I have had mixed results from the Land Registry, Queensway Government Offices, 19/F, 66 Queensway. I have visited them twice together with a Chinese friend to find out the purchase and sale dates of various properties owned by my great-grandfather and grandfather at the end of the nineteenth century and beginning of the twentieth. Armed with the original Inland Lot numbers on my first visit, I got copies of all the purchase and sale dates of the properties I wanted, at the end of an hour. But it was hard going for the person helping us and I felt I would not have got anywhere without the persuasiveness of my friend and his fluent Cantonese. On my more recent visit the less experienced and less cooperative counter person was unwilling to undertake a historical search to match up the old Inland Lot numbers with present day addresses. I ended up paying the fee she demanded for printouts and received records that did match the I.L. numbers that I wanted, but were now attached to different addresses. From her eagerness to get rid of me, I am convinced my “helper” knew the addresses were not the original ones.

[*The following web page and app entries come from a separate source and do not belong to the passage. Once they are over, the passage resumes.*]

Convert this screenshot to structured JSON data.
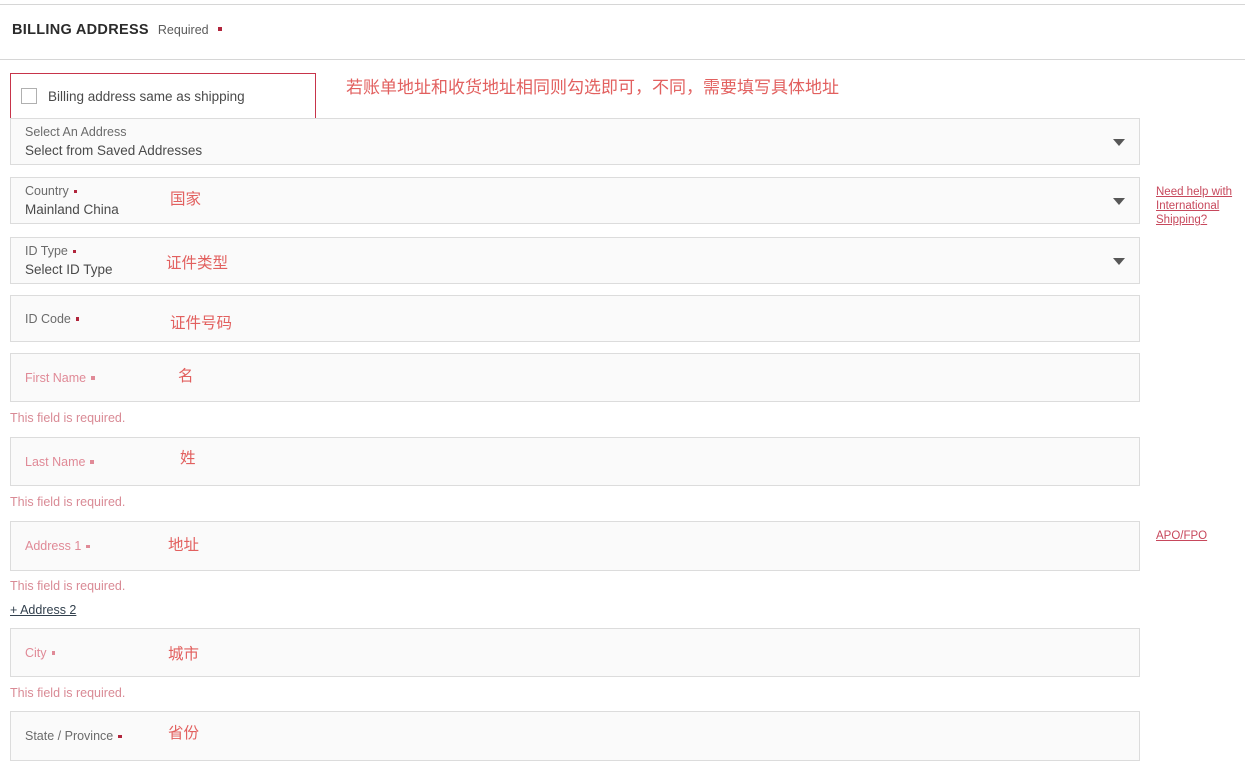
{
  "header": {
    "title": "BILLING ADDRESS",
    "required_label": "Required",
    "required_dot": "required-dot"
  },
  "checkbox": {
    "label": "Billing address same as shipping",
    "checked": false,
    "annotation": "若账单地址和收货地址相同则勾选即可，不同，需要填写具体地址"
  },
  "fields": [
    {
      "name": "select-an-address",
      "label": "Select An Address",
      "value": "Select from Saved Addresses",
      "required": false,
      "error_state": false,
      "has_caret": true,
      "annotation": "",
      "error_message": ""
    },
    {
      "name": "country",
      "label": "Country",
      "value": "Mainland China",
      "required": true,
      "error_state": false,
      "has_caret": true,
      "annotation": "国家",
      "error_message": ""
    },
    {
      "name": "id-type",
      "label": "ID Type",
      "value": "Select ID Type",
      "required": true,
      "error_state": false,
      "has_caret": true,
      "annotation": "证件类型",
      "error_message": ""
    },
    {
      "name": "id-code",
      "label": "ID Code",
      "value": "",
      "required": true,
      "error_state": false,
      "has_caret": false,
      "annotation": "证件号码",
      "error_message": ""
    },
    {
      "name": "first-name",
      "label": "First Name",
      "value": "",
      "required": true,
      "error_state": true,
      "has_caret": false,
      "annotation": "名",
      "error_message": "This field is required."
    },
    {
      "name": "last-name",
      "label": "Last Name",
      "value": "",
      "required": true,
      "error_state": true,
      "has_caret": false,
      "annotation": "姓",
      "error_message": "This field is required."
    },
    {
      "name": "address-1",
      "label": "Address 1",
      "value": "",
      "required": true,
      "error_state": true,
      "has_caret": false,
      "annotation": "地址",
      "error_message": "This field is required."
    },
    {
      "name": "city",
      "label": "City",
      "value": "",
      "required": true,
      "error_state": true,
      "has_caret": false,
      "annotation": "城市",
      "error_message": "This field is required."
    },
    {
      "name": "state-province",
      "label": "State / Province",
      "value": "",
      "required": true,
      "error_state": false,
      "has_caret": false,
      "annotation": "省份",
      "error_message": ""
    }
  ],
  "links": {
    "add_address_2": "+ Address 2",
    "need_help_shipping": "Need help with International Shipping?",
    "apo_fpo": "APO/FPO"
  },
  "colors": {
    "accent_red": "#b1253c",
    "annotation_red": "#e2605f",
    "error_pink": "#d98a95",
    "link_dark": "#33414e",
    "field_border": "#dcdcdc",
    "field_bg": "#fafafa"
  }
}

The Lands Department has upgraded its website to enable online ordering, which means that you no longer have to go to its office at North Point. I went there a couple of years ago with a companion who knew the ropes. I was able to access aerial photographs of different dates of the area where my grandfather had lived and of his house, now long since demolished. I had the option of ordering a copy of these, which could be collected within 24 hours, or an enhanced version, which would not be ready for four days. I also bought a very detailed 1920s map of the area. I do not know whether it is now possible to order from abroad with a credit card or whether a bankers draft is necessary. There is a tutorial on how to access their maps service at https://gwulo.com/node/41760.

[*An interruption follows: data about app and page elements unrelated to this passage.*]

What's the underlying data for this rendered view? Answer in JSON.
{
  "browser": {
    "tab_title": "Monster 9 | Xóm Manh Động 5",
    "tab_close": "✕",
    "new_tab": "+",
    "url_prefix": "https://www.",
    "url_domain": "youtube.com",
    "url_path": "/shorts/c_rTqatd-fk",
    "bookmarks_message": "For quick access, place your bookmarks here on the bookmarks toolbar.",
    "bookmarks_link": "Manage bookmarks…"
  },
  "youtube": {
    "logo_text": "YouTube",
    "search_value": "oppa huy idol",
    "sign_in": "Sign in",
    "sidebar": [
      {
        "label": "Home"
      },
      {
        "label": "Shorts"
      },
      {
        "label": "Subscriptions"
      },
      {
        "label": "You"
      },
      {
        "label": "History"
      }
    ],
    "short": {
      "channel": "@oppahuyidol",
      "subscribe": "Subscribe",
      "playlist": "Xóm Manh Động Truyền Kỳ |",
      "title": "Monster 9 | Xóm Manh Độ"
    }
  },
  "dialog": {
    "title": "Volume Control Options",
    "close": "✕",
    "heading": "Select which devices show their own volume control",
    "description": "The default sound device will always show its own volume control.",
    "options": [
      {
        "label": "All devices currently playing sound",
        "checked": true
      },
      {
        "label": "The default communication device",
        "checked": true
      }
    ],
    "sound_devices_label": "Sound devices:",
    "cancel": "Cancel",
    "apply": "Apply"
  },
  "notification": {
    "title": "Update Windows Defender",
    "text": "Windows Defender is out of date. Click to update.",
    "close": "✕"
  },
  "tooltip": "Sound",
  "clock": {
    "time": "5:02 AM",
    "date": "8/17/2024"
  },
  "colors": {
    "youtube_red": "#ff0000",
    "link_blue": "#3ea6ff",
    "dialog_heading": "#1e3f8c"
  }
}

Some old Hong Kong maps are also held by the British Library in London and can be photographed without charge for personal use.
World War 2 scattered many Hong Kong families, including mine, and my quest has taken me both to Canada and Australia. My grandmother must have been evacuated from Hong Kong, but there was a “Whites Only” policy in Australia in 1940-41 and she may have been turned back at Manila. There is no record of her name on the lists researched by Tony Banham for his book on the Hong Kong evacuation, Reduced to a Symbolical Scale, which means she may have sailed privately. I have found no record of her between 1926 and 1941 in Hong Kong, nor in Australia until the 1954 census. The Sydney telephone book turned out to be an invaluable resource for tracing the descendants of the niece who signed her death certificate. There were only five entries for the niece’s married name, but I had a 100% return to my five answerphone messages. These led me from one person to the next and finally, via New Zealand, to a surviving cousin, who sadly died during an operation very soon after I spoke to her. I learnt valuable information from two long telephone conversations with her and later with her sister. Do not be afraid of cold calling. The telephone has been my friend.
As well as tracking the upward path of my English grandfather’s Hong Kong company in the first two decades of the twentieth century, my narrative will record what I have learnt about my “hidden” Eurasian grandmother, who outlived all but one of her five children. Despite the efforts of her close family to erase her very existence, the story of my quest will pick out the small pieces of evidence that bear witness to her life. I hope it will serve as a slight memorial to her.
I also hope that some of the above information will be useful to others researching their Hong Kong past, whether amateurs or academics. Websites are improving all the time and there will be more and more available online. Good luck to all!